Van Waters, Miriam (1887–1974)
Estelle B. Freedman
The innovative and controversial penologist Miriam Van Waters began her career in the juvenile court movement of the Progressive era, wrote highly popular books about juvenile delinquency in the 1920s, and served for 25 years as superintendent of the Massachusetts Reformatory for Women at Framingham (1932–1957). Van Waters repeatedly triumphed over conservative critiques of her progressive correctional model, which emphasized inmate self-government, recreation, and maternal ties between staff and the women she called “students.” Van Waters's reformist ideas originated in the social gospel message of her father, George Browne Van Waters, a progressive Episcopalian clergyman. Her commitment to child saving had strong roots in her experiences as the eldest of five siblings. A graduate of St. Helen's Hall in Portland, Oregon, Van Waters earned BA (1908) and MA (1910) degrees in psychology at the University of Oregon.
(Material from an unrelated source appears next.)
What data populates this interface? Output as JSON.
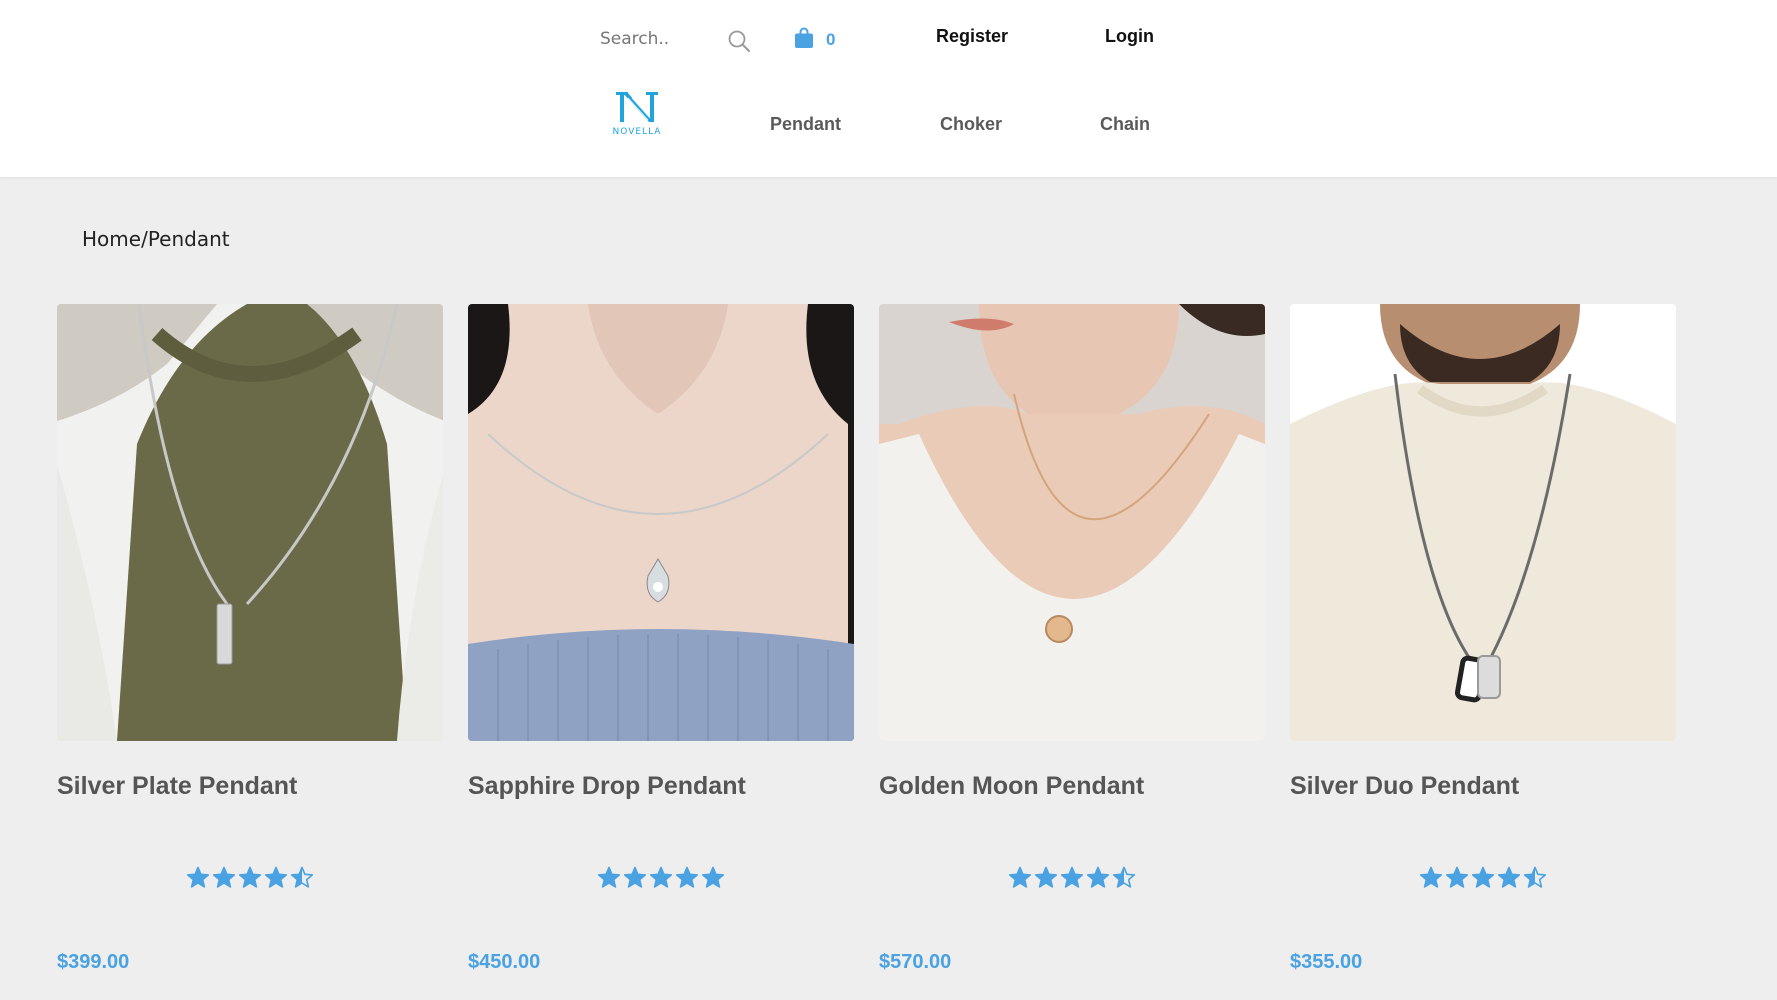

While she was studying at Clark University, where she completed a doctorate in ...